When a small animal needs a drug treatment, there is usually a licensed (authorised) medicine available, although it might be licensed for other species or indications. However, there are some circumstances when there is no suitable licensed product to fulfil a clinical need. To solve such a problem, it might be possible to use an unlicensed ‘special’ formulation. Specials are unlike licensed medicines because they are not assessed for safety or efficacy by a regulatory body. So vets must be satisfied there is sufficient evidence or experience to demonstrate safety and efficacy. Here we outline the facts and practical information relevant to prescribing special formulations.

Read More
What pet owners need to know about medicines

Much of an animal’s medical treatment will be administered by the owner at home. To do this safely and effectively, owners need information about why and how to use the treatments. This module discusses what sort of information owners need, what is required by law, what is available, and how it can be provided in the veterinary practice. 

Read More
Lipid emulsion in the management of toxicity

Intravenous lipid emulsion is increasingly being used as an adjunct in the management of toxicity caused by lipophilic drugs that are cardiotoxic (e.g. bupivacaine) or neurotoxic (e.g. permethrin). The Veterinary Poisons Information Service recommends that intravenous lipid emulsion be considered for any animal at risk of serious toxicity after exposure to a lipophilic compound (VPIS 2017). This module summarises what is known about this treatment, the uncertainties, and the practical aspects of using it. 

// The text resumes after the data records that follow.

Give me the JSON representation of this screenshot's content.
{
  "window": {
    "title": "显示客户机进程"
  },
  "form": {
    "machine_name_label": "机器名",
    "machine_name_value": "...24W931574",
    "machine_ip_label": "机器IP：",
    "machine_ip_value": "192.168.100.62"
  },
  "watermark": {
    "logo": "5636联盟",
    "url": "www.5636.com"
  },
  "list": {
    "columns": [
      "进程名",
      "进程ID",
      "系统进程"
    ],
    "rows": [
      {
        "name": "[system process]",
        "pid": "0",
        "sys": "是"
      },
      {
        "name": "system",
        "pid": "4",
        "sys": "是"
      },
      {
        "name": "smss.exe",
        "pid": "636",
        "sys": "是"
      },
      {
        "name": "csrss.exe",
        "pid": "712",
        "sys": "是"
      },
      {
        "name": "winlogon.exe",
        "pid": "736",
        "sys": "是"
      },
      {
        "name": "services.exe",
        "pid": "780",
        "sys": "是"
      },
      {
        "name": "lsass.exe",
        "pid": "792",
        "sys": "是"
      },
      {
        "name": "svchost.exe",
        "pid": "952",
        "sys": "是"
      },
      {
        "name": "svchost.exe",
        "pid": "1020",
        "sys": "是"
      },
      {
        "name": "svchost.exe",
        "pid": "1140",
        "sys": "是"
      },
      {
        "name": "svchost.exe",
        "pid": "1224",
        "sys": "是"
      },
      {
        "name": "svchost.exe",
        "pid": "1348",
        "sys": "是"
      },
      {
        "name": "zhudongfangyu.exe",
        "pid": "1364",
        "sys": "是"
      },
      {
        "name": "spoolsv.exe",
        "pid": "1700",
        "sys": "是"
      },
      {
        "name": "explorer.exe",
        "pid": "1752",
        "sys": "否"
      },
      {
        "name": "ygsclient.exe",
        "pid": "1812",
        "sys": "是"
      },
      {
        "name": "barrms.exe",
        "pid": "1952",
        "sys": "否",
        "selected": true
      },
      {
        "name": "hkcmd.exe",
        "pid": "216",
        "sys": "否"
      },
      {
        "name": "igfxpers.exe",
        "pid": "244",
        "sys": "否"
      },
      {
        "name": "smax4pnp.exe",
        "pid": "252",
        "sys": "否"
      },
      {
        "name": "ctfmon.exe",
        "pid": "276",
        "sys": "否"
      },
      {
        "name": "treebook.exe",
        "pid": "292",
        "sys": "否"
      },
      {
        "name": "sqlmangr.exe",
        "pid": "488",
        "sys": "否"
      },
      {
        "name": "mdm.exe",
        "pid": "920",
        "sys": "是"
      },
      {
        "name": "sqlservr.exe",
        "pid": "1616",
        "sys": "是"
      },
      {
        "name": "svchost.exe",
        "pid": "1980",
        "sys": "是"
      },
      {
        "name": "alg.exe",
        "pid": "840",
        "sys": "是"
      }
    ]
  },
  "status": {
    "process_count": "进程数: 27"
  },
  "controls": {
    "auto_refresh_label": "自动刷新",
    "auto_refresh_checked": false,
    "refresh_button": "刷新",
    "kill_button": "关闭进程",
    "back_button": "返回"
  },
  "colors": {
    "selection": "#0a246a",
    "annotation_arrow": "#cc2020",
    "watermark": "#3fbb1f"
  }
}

Read More
Lidocaine/prilocaine topical anaesthetic cream in small animals

Lidocaine (25mg/g) plus prilocaine (25mg/g) cream is a topical anaesthetic licensed for use in humans but not in animals. However, it is used in veterinary practice – for example, during venepuncture at the jugular or cephalic vein for blood sampling, especially in cats, or the ear veins in rabbits; and when inserting an intravenous cannula preoperatively in cats, dogs and rabbits. This module summarises the published evidence on the efficacy and safety of lidocaine/prilocaine cream in small animals, gives practical guidance on its use, and highlights the gaps in the evidence.

Read More